What shade of light do you prefer? Most reviewers prefer the warmer light of a traditional incandescent bulb, a shade usually referred to as "soft white" or "warm white" on lighting labels. However, others prefer a bluer light that may be identified as "daylight" or "full spectrum." The Lighting Facts labels on all new light bulbs note the bulb's "color temperature," but the term is slightly confusing since a warm, yellowish light has a lower color temperature than a cool, bluish light. The CNET light bulb buying guide says it's less confusing if you think of the light as a flame: "It starts out yellow and orange, but when it gets really hot, it turns blue." Soft white bulbs have a color temperature of around 2,700K is closest to an incandescent, while daylight bulbs are between 5,000 and 6,000K.
How concerned are you about mercury? The small amount of mercury in a CFL bulb doesn't pose a threat to your health unless the bulb breaks. In a fixture that's out of reach, such as an overhead light, that generally won't be a problem. Table lamps and floor lamps are more likely to be knocked over, however, so you might avoid putting CFLs in these fixtures, especially if you have small children in the house. If a CFL does break, the U.S. Environmental Protection Agency offers tips on how to clean it up safely.
What's to come
Incandescent light bulbs haven't disappeared completely. Although the 2007 energy bill set new efficiency standards that most incandescent bulbs can't meet, a few types were exempted from the new rules. Three-way bulbs, appliance bulbs, bug lamps and colored light bulbs are a few of the specialty incandescent bulbs that remain legal -- for now. The energy bill requires manufacturers to keep an eye on demand, and if there's a sudden spike in sales for any type of bulb, the U.S. Department of Energy (DOE) will step in and set new efficiency standards for it.
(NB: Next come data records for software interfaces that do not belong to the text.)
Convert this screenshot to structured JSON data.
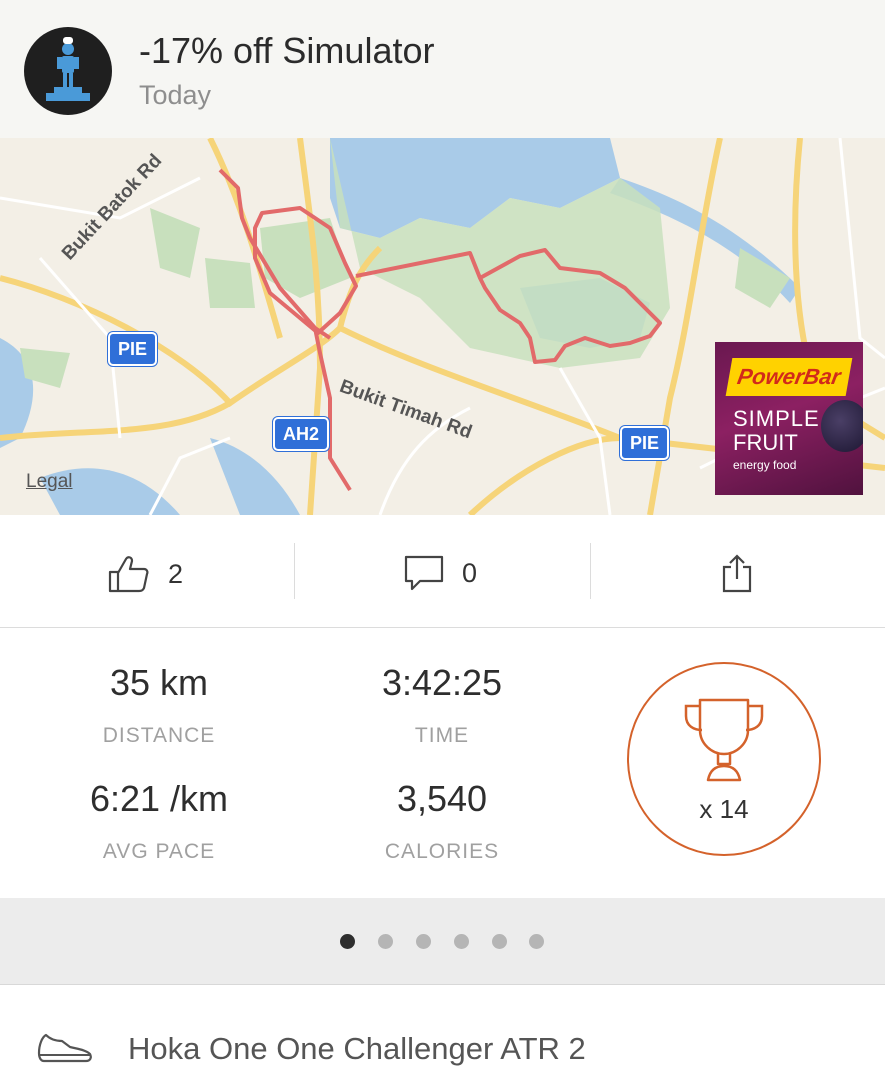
{
  "header": {
    "title": "-17% off Simulator",
    "date": "Today",
    "avatar_icon": "chef-podium-avatar"
  },
  "map": {
    "road_labels": [
      "Bukit Batok Rd",
      "Bukit Timah Rd"
    ],
    "shields": [
      "PIE",
      "AH2",
      "PIE"
    ],
    "legal": "Legal",
    "route_color": "#e26a6a"
  },
  "ad": {
    "brand": "PowerBar",
    "line1": "SIMPLE",
    "line2": "FRUIT",
    "line3": "energy food"
  },
  "actions": {
    "likes": "2",
    "comments": "0",
    "like_icon": "thumbs-up-icon",
    "comment_icon": "comment-icon",
    "share_icon": "share-icon"
  },
  "stats": {
    "distance_value": "35 km",
    "distance_label": "DISTANCE",
    "time_value": "3:42:25",
    "time_label": "TIME",
    "pace_value": "6:21 /km",
    "pace_label": "AVG PACE",
    "calories_value": "3,540",
    "calories_label": "CALORIES",
    "trophies": "x 14",
    "accent_color": "#d4622b"
  },
  "pager": {
    "total": 6,
    "active": 0
  },
  "gear": {
    "icon": "shoe-icon",
    "name": "Hoka One One Challenger ATR 2"
  }
}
In February 2016, the DOE proposed even stricter standards for light bulb efficiency. If the rule takes effect in 2020 as planned, only LEDs will be able to meet the new standards, and both CFLs and halogen incandescent bulbs are likely to completely fade from the market. The DOE says it will issue its final version of the new standards by January 1, 2017.